If you’d like to discover the delights of Cornwall in Winter, here are a few ideas…
Wrap up warm, hold hands and go for a walk
Even in the dead of winter, there’s a mildness about the Cornish climate that beckons you outdoors. You’ll find our first daffodils are out in December, the camellias bloom by Christmas, and the Cornish spring arrives in February.
One of Cornwall’s most romantic walks is from Boscastle to Valency Valley and Fire Beacon Point. It’s a hike of 5.4 miles, but so worth it. This walk takes in coastal views, a waterfall, picturesque Boscastle Harbour, a wooded valley and the remote church of St Juliot, rebuilt by Thomas Hardy doing his day job of architect. It was here he met his first wife, Emma, and their romance led to the novel, A Pair of Blue Eyes, and some of his better poetry.
Book yourselves in for a couple’s spa
A spa day together is a great way of tuning out the rest of the world and focusing on each other. Many spas have specially designed couples suites with double baths and dual treatment areas, and offer couples massage lessons too.
Add to the romance by choosing a spa with a sea view. The Scarlet Spa offers panoramic views of the crashing Atlantic, so you can relax and contemplate together the drama and beauty of the ocean in Winter. At the Scarlet, you can even enjoy a cliff top hot tub together as you sip Champagne as you watch the waves.
The dramatic rock stacks at Mawgan Porth testify to the power of the waves that have carved out their towering and impressive forms for millions of years.
In really wild Winter, nothing beats the elemental thrill of watching huge thundering seas crash relentlessly on Cornwall’s dramatic coast. Perhaps it’s the humbling sense of our own insignificance that does it. Like cosying up in front of the fire, storm watching puts us back in touch with our primordial urges to find safety and shelter, and – most importantly of all – to find refuge in romance from the spectre of our own mortality.
For a really romantic storm watching experience, try the Ship Inn at Porthleven, The Queen’s Hotel in Penzance, The Minack Theatre Café, Bedruthan Hotel & Spa or the Scarlet Hotel, both in Mawgan Porth.

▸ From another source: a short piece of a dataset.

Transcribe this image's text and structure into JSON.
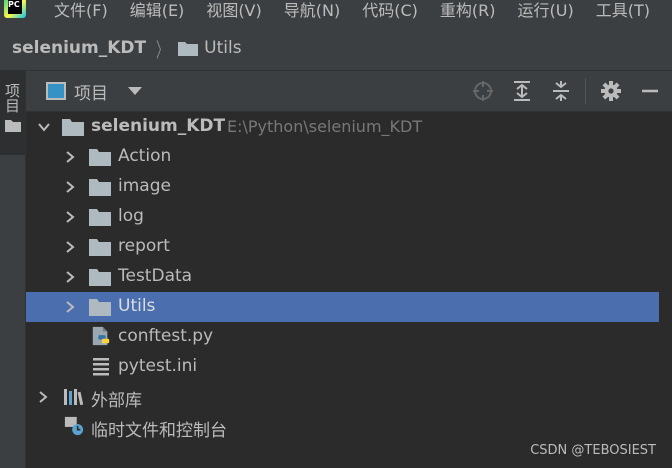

Explore the cobbled streets together
Winter is, without doubt, the best – the only – time to explore the atmospheric narrow streets of our coastal villages. You can relax and do a bit of shopping free from the crowds and busy roads of high season. You can browse antique shops together at a leisurely pace, pop into a local restaurant or potter around the local museum. Good ones to explore include:
One of those well-kept Cornish secrets, Gorran Haven keeps itself to itself, tucked away as it is on the south eastern tip of the Roseland Peninsula. Most visitors to the county never find it. A lane winds downhill into the valley and to a small harbour and expansive sandy beach. Cliffs tower on either side, adding to the tucked-away romance of the place.
Unspoilt Chapel Amble is at the head of a once tidal stream in the Parish of St Kew. It has post office stores and a good pub. A two mile stroll upstream will bring you to a wooded valley, where nestles St Kew with its 16th Century church, Georgian vicarage and inn.
Constantine is a charming, unspoilt corner of Cornwall dotted with picturesque cottages, woods, wild flowers, historic quays, National Trust gardens – and all within walking distance sandy beaches. For 500 years, the church has looked out over the glorious landscape of the Helford River and its romantic hideaway creeks.